The only things that partly redeemed The Casebook for me were some of the exchanges between Holmes and Watson and the few good stories that were in it. I enjoyed The Problem of Thor Bridge and, unlike some readers out there, I actually quite liked the two stories in this book that were narrated by Holmes himself because I found them refreshing. In The Lion's Mane we get to learn more about the place where Holmes has moved to on the Sussex Downs and The Blanched Soldier has a lovely, happy ending. I also love Holmes' complaint about Watson's selfishness in choosing to marry Mary Morstan in that story :D
Despite my disappointment with this last book, it was a delightful experience to revisit the Sherlock Holmes canon again. If anyone reading this post hasn't already read Arthur Conan Doyle's stories then I would strongly recommend that you do. The vast majority of the stories feature brilliant mysteries, are highly atmospheric, and have wonderfully memorable characters. They're also full of suspense and adventure and are often very funny. I know that there are some fantastic adaptations out there but Arthur Conan Doyle's stories have so much to offer! If I had to pick a favourite Sherlock Holmes story then I think it would be The Hound of the Baskervilles. It was the first Sherlock Holmes story that I read and is still by far my favourite out of the novels. It has a fantastic gothic atmosphere and, unlike the other Sherlock Holmes novels, doesn't feature any lengthy, tedious flashbacks. My favourite of the short stories - and this is harder because there are more of them and overall I like them better than the novels - would probably be The Copper Beeches. It has a fantastic gothic atmosphere as well and features the wonderful character Violet Hunter. I long for the day when the BBC's Sherlock finally adapts this story! Other short stories that I especially loved were The Red-Headed League, The Musgrave Ritual, The Reigate Squire, Charles Augustus Milverton, The Bruce Partington Plans and The Devil's Foot.

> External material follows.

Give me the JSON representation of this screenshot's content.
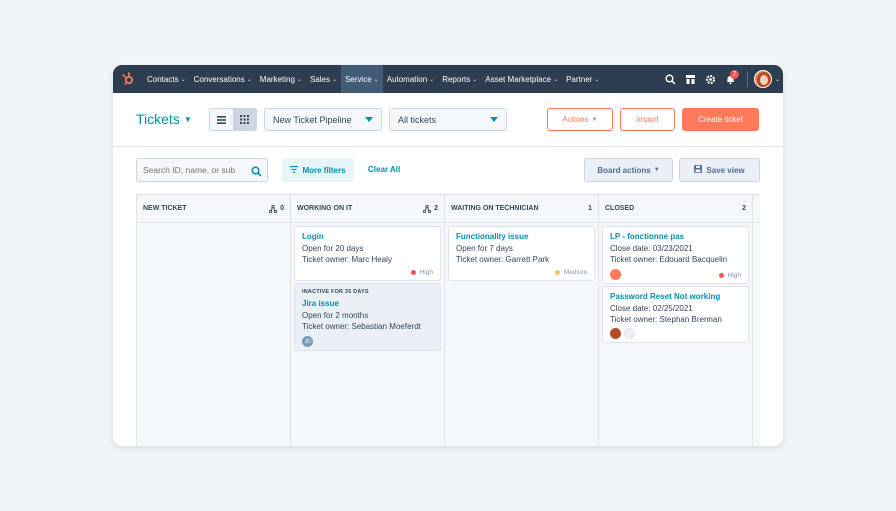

Even though I've finally finished reading Arthur Conan Doyle's stories I wouldn't exactly say that my time with Sherlock Holmes is over. I'll always have the option of re-reading the stories some day, I'm hoping to finally start watching the ITV Granada adaptation later in the year, there's an upcoming Christmas special of the BBC's Sherlock, and there are a few pastiche stories that I want to look into: The House of Silk and Moriarty by Anthony Horowitz, A Study in Emerald by Neil Gaiman, and The Beekeeper's Apprentice by Laurie R. King. In fact I've already reserved copies of The House of Silk and The Beekeeper's Apprentice from the library. And I also want to start reading more stories about other famous literary detectives now too: Miss Marple, Hercule Poirot, Lord Peter Wimsey, Father Brown and C. Auguste Dupin.
Rating: 2.5/5 for this book, 5/5 for the whole canon.